Irish Water and supporters are pushing the line ‘The real risk of inadequate chlorination outweighs the risk associated with THMs and should be avoided’. ‘We can’t risk public health!’ they say accusing interfering environmentalists like ourselves and  Erin Brockovitch of ‘scaremongering’.

After a complaint from a resident in Ballycroy County Mayo in 1998 which triggered an EU Environmental Compliance investigation,  Ireland was condemned by the European Court of Justice on  November 14 2002 over the microbiological contamination of hundreds of public and private water supplies.

EU Commission Warned Ireland not to add Chlorine

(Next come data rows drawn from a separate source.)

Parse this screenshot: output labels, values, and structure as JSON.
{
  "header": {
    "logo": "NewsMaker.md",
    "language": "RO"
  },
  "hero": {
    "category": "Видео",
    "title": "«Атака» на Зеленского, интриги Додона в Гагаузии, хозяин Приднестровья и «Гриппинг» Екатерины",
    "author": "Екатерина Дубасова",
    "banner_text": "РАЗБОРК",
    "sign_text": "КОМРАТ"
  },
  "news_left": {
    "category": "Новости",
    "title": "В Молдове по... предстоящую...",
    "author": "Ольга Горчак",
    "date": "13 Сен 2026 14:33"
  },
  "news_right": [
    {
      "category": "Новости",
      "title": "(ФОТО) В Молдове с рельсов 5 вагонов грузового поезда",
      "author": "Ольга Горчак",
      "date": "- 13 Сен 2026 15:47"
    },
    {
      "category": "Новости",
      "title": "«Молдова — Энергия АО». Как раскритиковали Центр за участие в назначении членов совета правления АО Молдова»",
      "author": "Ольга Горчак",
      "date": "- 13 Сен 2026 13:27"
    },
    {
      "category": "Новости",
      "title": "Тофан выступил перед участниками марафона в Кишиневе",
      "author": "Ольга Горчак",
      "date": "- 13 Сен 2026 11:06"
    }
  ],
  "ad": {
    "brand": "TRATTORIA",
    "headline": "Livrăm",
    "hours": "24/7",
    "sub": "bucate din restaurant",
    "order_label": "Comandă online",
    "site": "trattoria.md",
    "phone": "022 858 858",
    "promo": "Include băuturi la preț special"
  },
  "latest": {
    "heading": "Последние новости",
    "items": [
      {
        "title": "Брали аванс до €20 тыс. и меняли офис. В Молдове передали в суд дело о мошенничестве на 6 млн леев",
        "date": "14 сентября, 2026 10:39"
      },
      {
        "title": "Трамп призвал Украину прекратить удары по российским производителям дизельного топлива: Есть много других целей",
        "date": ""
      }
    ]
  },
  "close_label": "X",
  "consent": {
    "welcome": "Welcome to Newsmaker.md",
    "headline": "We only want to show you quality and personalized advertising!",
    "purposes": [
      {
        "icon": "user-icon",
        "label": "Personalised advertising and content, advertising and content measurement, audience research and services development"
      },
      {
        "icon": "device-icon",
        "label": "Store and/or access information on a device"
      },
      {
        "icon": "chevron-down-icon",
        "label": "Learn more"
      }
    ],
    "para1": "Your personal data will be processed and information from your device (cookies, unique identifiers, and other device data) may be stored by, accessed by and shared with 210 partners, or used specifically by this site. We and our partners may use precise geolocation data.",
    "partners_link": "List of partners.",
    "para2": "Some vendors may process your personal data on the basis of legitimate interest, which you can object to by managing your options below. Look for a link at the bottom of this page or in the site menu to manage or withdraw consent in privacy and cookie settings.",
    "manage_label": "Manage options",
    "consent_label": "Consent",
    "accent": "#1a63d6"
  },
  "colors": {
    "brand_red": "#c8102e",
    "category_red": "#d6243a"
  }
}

The EU's Drinking Water Directive requires an absence of e.coli in drinking water supplies in order to protect human health. These bacteria point to a high risk of human pathogens being present.  In 2007 Ireland received a final written warning for not complying with that judgment. After Ireland chose chlorine as an answer to the problem,  the Commission warned them privately that chlorine was not really suitable for Ireland – that two of the biggest threats both biologically and chemically to Irish water are not addressed by chlorine – cryptosporidium and Trihalomethanes.  However, the Commission stance that the method by which a member state addresses a judgment of the court is left to the member state’s discretion.

New York City, for example, protects its water sources so carefully that most of it does not even require filtration and minimal chlorine is used only in conjunction with UV light which inactivates harmful microorganisms but does not change the water chemically since nothing is added except energy.

Carcinogens are being created by method used by Irish Water

Irish water is creating these chemicals by using the wrong kind of disinfectant for our surface waters.  These chemicals were not there before Irish Water got its hands on it.  The unsuspecting public are  paying the price now for the refusal of the Irish State to listen to good advice.  Instead the state took the ‘cheap’ and easy way out.

Mr Lowes said  "The Irish State has been putting your health at unnecessary risk.  Alternative methods of disinfection like UV light and filtration systems would have rendered the current water treatment structure obsolete (as it has transpired to be), so requiring more money and higher maintenance – with chlorine, you just chuck it in. All the Commission could do and did with diligence was to pursue Ireland relentlessly to at least install chlorine meters, as chlorine is a poison and as they say in the trade, ‘poison is in the dose’.
o it’s NOT a question of chlorine OR THMs. Chlorine does not stop cryptosporidium. And it actually creates THMs. Don’t believe their lie."

Tony Lowes
Director Friends of the Irish Environment
Office 353 (0)27 74771
Mobile 353 (0)87 2176316
Kilcatherine, Eyeries, County Cork